Over the course of several brief posts, I would like to consider how our understanding of God's sovereignty, Christology, and Pneumatology should provide a framework for historical optimism.
First, let us consider some basic purposes of the Father. God has promised to bless the nations and all families of the earth. "Now the LORD said to Abram, 'Go from your country and your kindred and your father's house to the land that I will show you. And I will make of you a great nation, and I will bless you and make your name great, so that you will be a blessing. I will bless those who bless you, and him who dishonors you I will curse, and in you all the families of the earth shall be blessed'" (Gen. 12:1-3)

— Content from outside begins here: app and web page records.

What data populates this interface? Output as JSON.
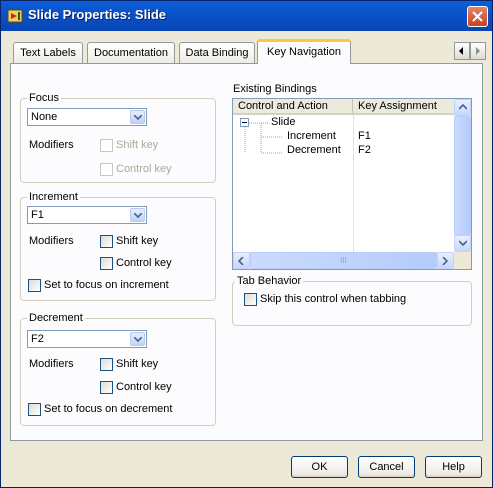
{
  "window": {
    "title": "Slide Properties: Slide"
  },
  "tabs": [
    {
      "label": "Text Labels"
    },
    {
      "label": "Documentation"
    },
    {
      "label": "Data Binding"
    },
    {
      "label": "Key Navigation",
      "selected": true
    }
  ],
  "focus": {
    "label": "Focus",
    "select_value": "None",
    "modifiers_label": "Modifiers",
    "shift_key": "Shift key",
    "control_key": "Control key"
  },
  "increment": {
    "label": "Increment",
    "select_value": "F1",
    "modifiers_label": "Modifiers",
    "shift_key": "Shift key",
    "control_key": "Control key",
    "set_focus": "Set to focus on increment"
  },
  "decrement": {
    "label": "Decrement",
    "select_value": "F2",
    "modifiers_label": "Modifiers",
    "shift_key": "Shift key",
    "control_key": "Control key",
    "set_focus": "Set to focus on decrement"
  },
  "bindings": {
    "label": "Existing Bindings",
    "columns": [
      "Control and Action",
      "Key Assignment"
    ],
    "tree_root": "Slide",
    "rows": [
      {
        "action": "Increment",
        "key": "F1"
      },
      {
        "action": "Decrement",
        "key": "F2"
      }
    ],
    "scroll_grip": "III"
  },
  "tab_behavior": {
    "label": "Tab Behavior",
    "skip_label": "Skip this control when tabbing"
  },
  "buttons": {
    "ok": "OK",
    "cancel": "Cancel",
    "help": "Help"
  },
  "colors": {
    "title_bar": "#0a52c8",
    "active_tab_accent": "#ffc83c",
    "dialog_bg": "#ece9d8"
  }
}
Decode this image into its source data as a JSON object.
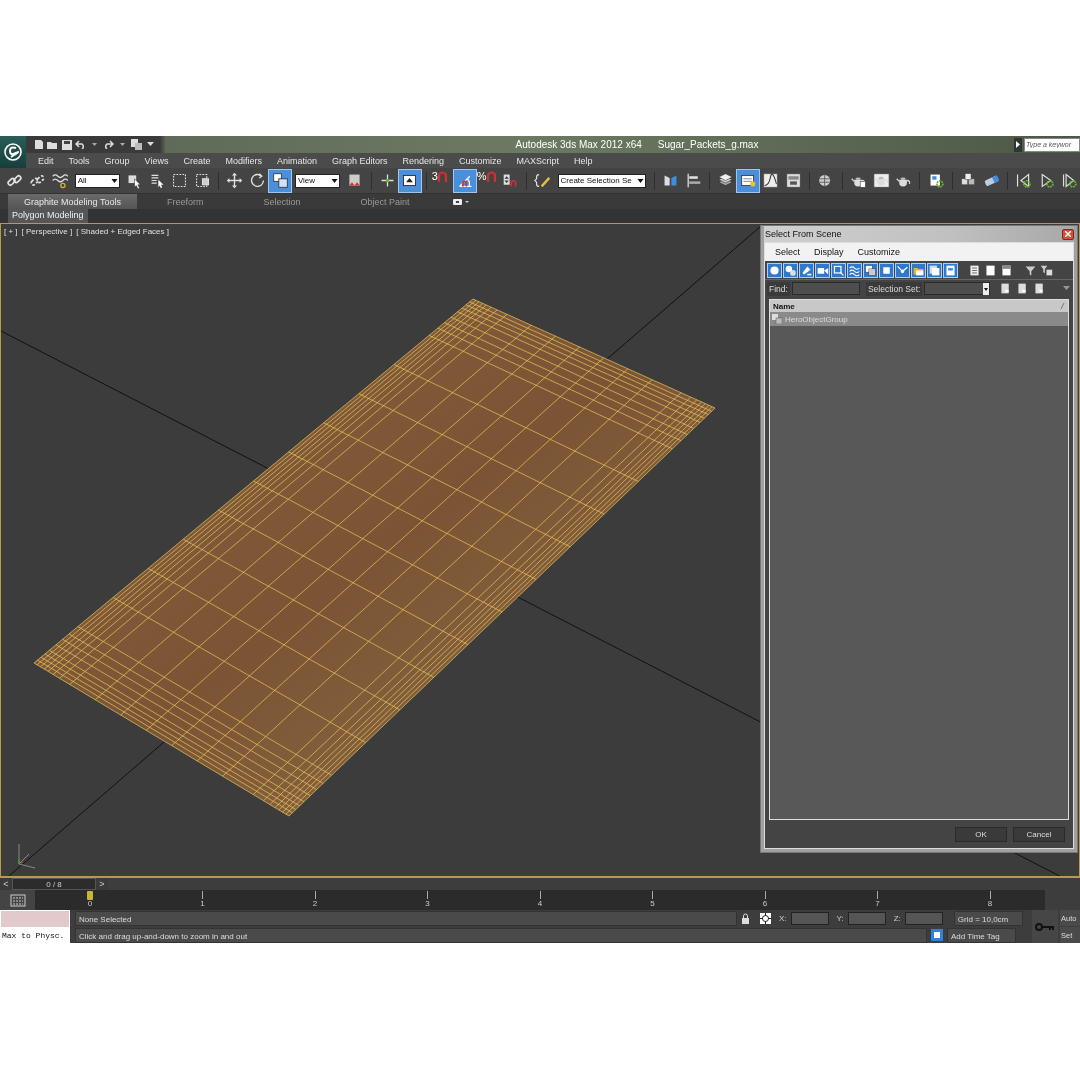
{
  "title_bar": {
    "app_title": "Autodesk 3ds Max  2012 x64",
    "file_name": "Sugar_Packets_g.max",
    "search_placeholder": "Type a keywor"
  },
  "menu": [
    "Edit",
    "Tools",
    "Group",
    "Views",
    "Create",
    "Modifiers",
    "Animation",
    "Graph Editors",
    "Rendering",
    "Customize",
    "MAXScript",
    "Help"
  ],
  "toolbar": [
    {
      "kind": "button",
      "active": false
    },
    {
      "kind": "button",
      "active": false
    },
    {
      "kind": "button",
      "active": false
    },
    {
      "kind": "dropdown",
      "value": "All"
    },
    {
      "kind": "button",
      "active": false
    },
    {
      "kind": "button",
      "active": false
    },
    {
      "kind": "button",
      "active": false
    },
    {
      "kind": "button",
      "active": false
    },
    {
      "kind": "separator"
    },
    {
      "kind": "button",
      "active": false
    },
    {
      "kind": "button",
      "active": false
    },
    {
      "kind": "button",
      "active": true
    },
    {
      "kind": "dropdown",
      "value": "View"
    },
    {
      "kind": "button",
      "active": false
    },
    {
      "kind": "separator"
    },
    {
      "kind": "button",
      "active": false
    },
    {
      "kind": "button",
      "active": true
    },
    {
      "kind": "separator"
    },
    {
      "kind": "snap",
      "label": "3"
    },
    {
      "kind": "button",
      "active": true
    },
    {
      "kind": "snap",
      "label": "%"
    },
    {
      "kind": "button",
      "active": false
    },
    {
      "kind": "separator"
    },
    {
      "kind": "button",
      "active": false
    },
    {
      "kind": "combo",
      "value": "Create Selection Se"
    },
    {
      "kind": "separator"
    },
    {
      "kind": "button",
      "active": false
    },
    {
      "kind": "button",
      "active": false
    },
    {
      "kind": "separator"
    },
    {
      "kind": "button",
      "active": false
    },
    {
      "kind": "button",
      "active": true
    },
    {
      "kind": "button",
      "active": false
    },
    {
      "kind": "button",
      "active": false
    },
    {
      "kind": "separator"
    },
    {
      "kind": "button",
      "active": false
    },
    {
      "kind": "separator"
    },
    {
      "kind": "button",
      "active": false
    },
    {
      "kind": "button",
      "active": false
    },
    {
      "kind": "button",
      "active": false
    },
    {
      "kind": "separator"
    },
    {
      "kind": "button",
      "active": false
    },
    {
      "kind": "separator"
    },
    {
      "kind": "button",
      "active": false
    },
    {
      "kind": "button",
      "active": false
    },
    {
      "kind": "separator"
    },
    {
      "kind": "button",
      "active": false
    },
    {
      "kind": "button",
      "active": false
    },
    {
      "kind": "button",
      "active": false
    }
  ],
  "ribbon": {
    "tabs": [
      {
        "label": "Graphite Modeling Tools",
        "selected": true
      },
      {
        "label": "Freeform",
        "selected": false
      },
      {
        "label": "Selection",
        "selected": false
      },
      {
        "label": "Object Paint",
        "selected": false
      }
    ],
    "panel": "Polygon Modeling"
  },
  "viewport": {
    "labels": [
      "[ + ]",
      "[ Perspective ]",
      "[ Shaded + Edged Faces ]"
    ]
  },
  "dialog": {
    "title": "Select From Scene",
    "menu": [
      "Select",
      "Display",
      "Customize"
    ],
    "toolbar": [
      {
        "active": true
      },
      {
        "active": true
      },
      {
        "active": true
      },
      {
        "active": true
      },
      {
        "active": true
      },
      {
        "active": true
      },
      {
        "active": true
      },
      {
        "active": true
      },
      {
        "active": true
      },
      {
        "active": true
      },
      {
        "active": true
      },
      {
        "active": true
      },
      {
        "active": false
      },
      {
        "active": false
      },
      {
        "active": false
      }
    ],
    "find_label": "Find:",
    "selection_set_label": "Selection Set:",
    "columns": [
      "Name"
    ],
    "rows": [
      {
        "name": "HeroObjectGroup",
        "selected": true
      }
    ],
    "buttons": [
      "OK",
      "Cancel"
    ]
  },
  "time_slider": {
    "prev": "<",
    "position": "0 / 8",
    "next": ">"
  },
  "track_bar": {
    "ticks": [
      "0",
      "1",
      "2",
      "3",
      "4",
      "5",
      "6",
      "7",
      "8"
    ]
  },
  "status": {
    "script_line": "Max to Physc.",
    "selection": "None Selected",
    "prompt": "Click and drag up-and-down to zoom in and out",
    "coords": [
      "X:",
      "Y:",
      "Z:"
    ],
    "grid": "Grid = 10,0cm",
    "time_tag": "Add Time Tag",
    "auto_key": "Auto",
    "set_key": "Set"
  }
}
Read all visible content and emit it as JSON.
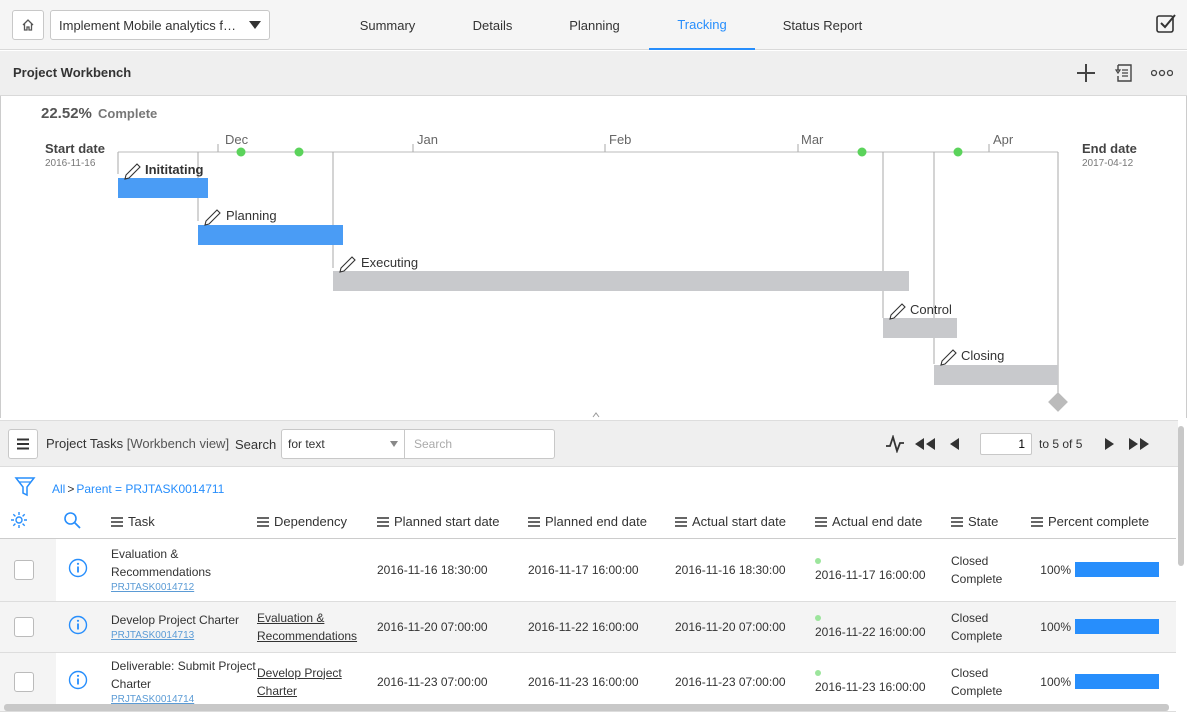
{
  "header": {
    "project_name": "Implement Mobile analytics for ...",
    "tabs": [
      {
        "label": "Summary",
        "active": false
      },
      {
        "label": "Details",
        "active": false
      },
      {
        "label": "Planning",
        "active": false
      },
      {
        "label": "Tracking",
        "active": true
      },
      {
        "label": "Status Report",
        "active": false
      }
    ]
  },
  "workbench": {
    "title": "Project Workbench",
    "actions": [
      "plus-icon",
      "list-icon",
      "more-icon"
    ]
  },
  "gantt": {
    "complete_pct": "22.52%",
    "complete_label": "Complete",
    "start_label": "Start date",
    "start_value": "2016-11-16",
    "end_label": "End date",
    "end_value": "2017-04-12",
    "months": [
      "Dec",
      "Jan",
      "Feb",
      "Mar",
      "Apr"
    ],
    "phases": [
      {
        "name": "Inititating",
        "bold": true,
        "status": "complete"
      },
      {
        "name": "Planning",
        "bold": false,
        "status": "complete"
      },
      {
        "name": "Executing",
        "bold": false,
        "status": "pending"
      },
      {
        "name": "Control",
        "bold": false,
        "status": "pending"
      },
      {
        "name": "Closing",
        "bold": false,
        "status": "pending"
      }
    ],
    "colors": {
      "complete": "#4a9cf5",
      "pending": "#c8c9cc",
      "milestone": "#5bd35b"
    }
  },
  "tasks": {
    "title": "Project Tasks",
    "subtitle": "[Workbench view]",
    "search_label": "Search",
    "search_field": "for text",
    "search_placeholder": "Search",
    "page_value": "1",
    "page_text": "to 5 of 5",
    "breadcrumb": {
      "all": "All",
      "sep": ">",
      "parent": "Parent = PRJTASK0014711"
    },
    "columns": [
      "Task",
      "Dependency",
      "Planned start date",
      "Planned end date",
      "Actual start date",
      "Actual end date",
      "State",
      "Percent complete"
    ],
    "rows": [
      {
        "task": "Evaluation & Recommendations",
        "number": "PRJTASK0014712",
        "dependency": "",
        "planned_start": "2016-11-16 18:30:00",
        "planned_end": "2016-11-17 16:00:00",
        "actual_start": "2016-11-16 18:30:00",
        "actual_end": "2016-11-17 16:00:00",
        "state": "Closed Complete",
        "percent": "100%"
      },
      {
        "task": "Develop Project Charter",
        "number": "PRJTASK0014713",
        "dependency": "Evaluation & Recommendations",
        "planned_start": "2016-11-20 07:00:00",
        "planned_end": "2016-11-22 16:00:00",
        "actual_start": "2016-11-20 07:00:00",
        "actual_end": "2016-11-22 16:00:00",
        "state": "Closed Complete",
        "percent": "100%"
      },
      {
        "task": "Deliverable: Submit Project Charter",
        "number": "PRJTASK0014714",
        "dependency": "Develop Project Charter",
        "planned_start": "2016-11-23 07:00:00",
        "planned_end": "2016-11-23 16:00:00",
        "actual_start": "2016-11-23 07:00:00",
        "actual_end": "2016-11-23 16:00:00",
        "state": "Closed Complete",
        "percent": "100%"
      }
    ],
    "accent": "#278efc"
  }
}
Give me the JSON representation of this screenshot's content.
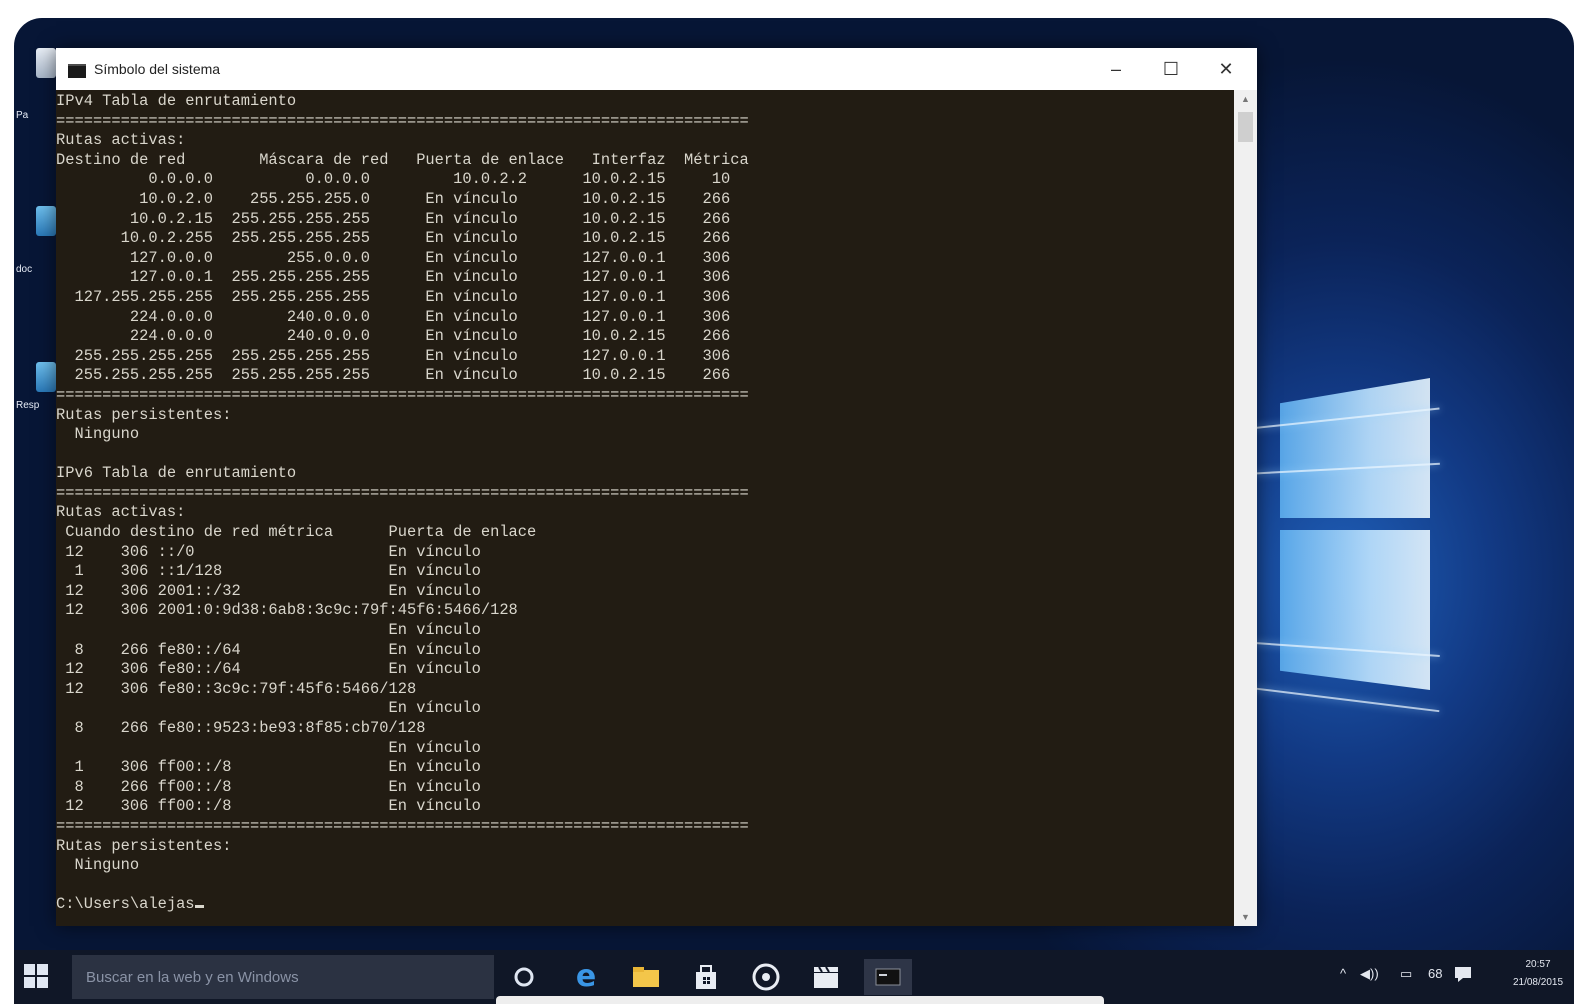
{
  "window": {
    "title": "Símbolo del sistema",
    "controls": {
      "minimize": "–",
      "maximize": "☐",
      "close": "✕"
    }
  },
  "desktop": {
    "icons": [
      {
        "label": "Pa"
      },
      {
        "label": "doc"
      },
      {
        "label": "Resp"
      }
    ]
  },
  "console": {
    "lines": [
      "IPv4 Tabla de enrutamiento",
      "===========================================================================",
      "Rutas activas:",
      "Destino de red        Máscara de red   Puerta de enlace   Interfaz  Métrica",
      "          0.0.0.0          0.0.0.0         10.0.2.2      10.0.2.15     10",
      "         10.0.2.0    255.255.255.0      En vínculo       10.0.2.15    266",
      "        10.0.2.15  255.255.255.255      En vínculo       10.0.2.15    266",
      "       10.0.2.255  255.255.255.255      En vínculo       10.0.2.15    266",
      "        127.0.0.0        255.0.0.0      En vínculo       127.0.0.1    306",
      "        127.0.0.1  255.255.255.255      En vínculo       127.0.0.1    306",
      "  127.255.255.255  255.255.255.255      En vínculo       127.0.0.1    306",
      "        224.0.0.0        240.0.0.0      En vínculo       127.0.0.1    306",
      "        224.0.0.0        240.0.0.0      En vínculo       10.0.2.15    266",
      "  255.255.255.255  255.255.255.255      En vínculo       127.0.0.1    306",
      "  255.255.255.255  255.255.255.255      En vínculo       10.0.2.15    266",
      "===========================================================================",
      "Rutas persistentes:",
      "  Ninguno",
      "",
      "IPv6 Tabla de enrutamiento",
      "===========================================================================",
      "Rutas activas:",
      " Cuando destino de red métrica      Puerta de enlace",
      " 12    306 ::/0                     En vínculo",
      "  1    306 ::1/128                  En vínculo",
      " 12    306 2001::/32                En vínculo",
      " 12    306 2001:0:9d38:6ab8:3c9c:79f:45f6:5466/128",
      "                                    En vínculo",
      "  8    266 fe80::/64                En vínculo",
      " 12    306 fe80::/64                En vínculo",
      " 12    306 fe80::3c9c:79f:45f6:5466/128",
      "                                    En vínculo",
      "  8    266 fe80::9523:be93:8f85:cb70/128",
      "                                    En vínculo",
      "  1    306 ff00::/8                 En vínculo",
      "  8    266 ff00::/8                 En vínculo",
      " 12    306 ff00::/8                 En vínculo",
      "===========================================================================",
      "Rutas persistentes:",
      "  Ninguno",
      "",
      "C:\\Users\\alejas"
    ]
  },
  "taskbar": {
    "search_placeholder": "Buscar en la web y en Windows",
    "apps": [
      "task-view",
      "edge",
      "file-explorer",
      "store",
      "media",
      "film",
      "cmd"
    ],
    "tray": {
      "chevron": "^",
      "volume": "◀))",
      "network": "▭",
      "lang": "68"
    },
    "clock": {
      "time": "20:57",
      "date": "21/08/2015"
    }
  },
  "colors": {
    "console_bg": "#221c13",
    "console_fg": "#d9d6cc",
    "taskbar_bg": "#101727",
    "desktop_accent": "#1f5fb8"
  }
}
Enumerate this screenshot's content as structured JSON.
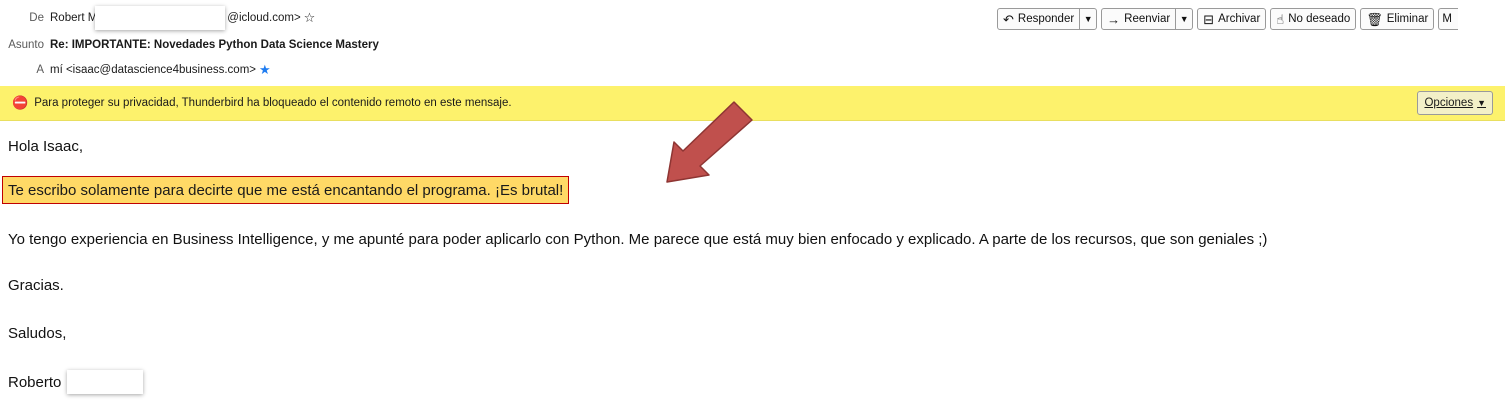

Second, the Father has promised to establish His Son's Kingdom over the whole earth (see Ps. 110). In Daniel 2, we read, "God of heaven will set up a kingdom that shall never be destroyed, nor shall the kingdom be left to another people. It shall break in pieces all these kingdoms and bring them to an end, and it shall stand forever."
Through Christ, the Kingdom of God comes to fruition. According to Isaiah there will be no end to the increase of His government, and from His throne justice and righteousness will be established and upheld.
We also know some other things about God’s attributes. In His dealings with man, God is gracious and merciful. "The LORD is gracious and merciful, slow to anger and abounding in steadfast love" (Ps. 145:8). Similarly, God takes no pleasure in the death of the wicked. "For I have no pleasure in the death of anyone, declares the Lord GOD; so turn, and live" (Ezek. 18:32; see also Ezek. 18:23).
On the other hand, we also know that God decrees EVERYTHING that comes to pass for His glory and pleasure (see Eph. 1:3-14). According to the London Baptist Confession (1689), "God hath decreed in himself, from all eternity, by the most wise and holy counsel of his own will, freely and unchangeably, all things, whatsoever comes to pass."
Does God’s decretive will, expressed above, come into conflict with his graciousness toward men? The primary eschatological approaches of the day, which tend toward historical pessimism, typically posit that the vast majority of mankind will be lost. But if God does not take pleasure in the deaths of men, why would he foreordain to punish the majority of them?
More to come...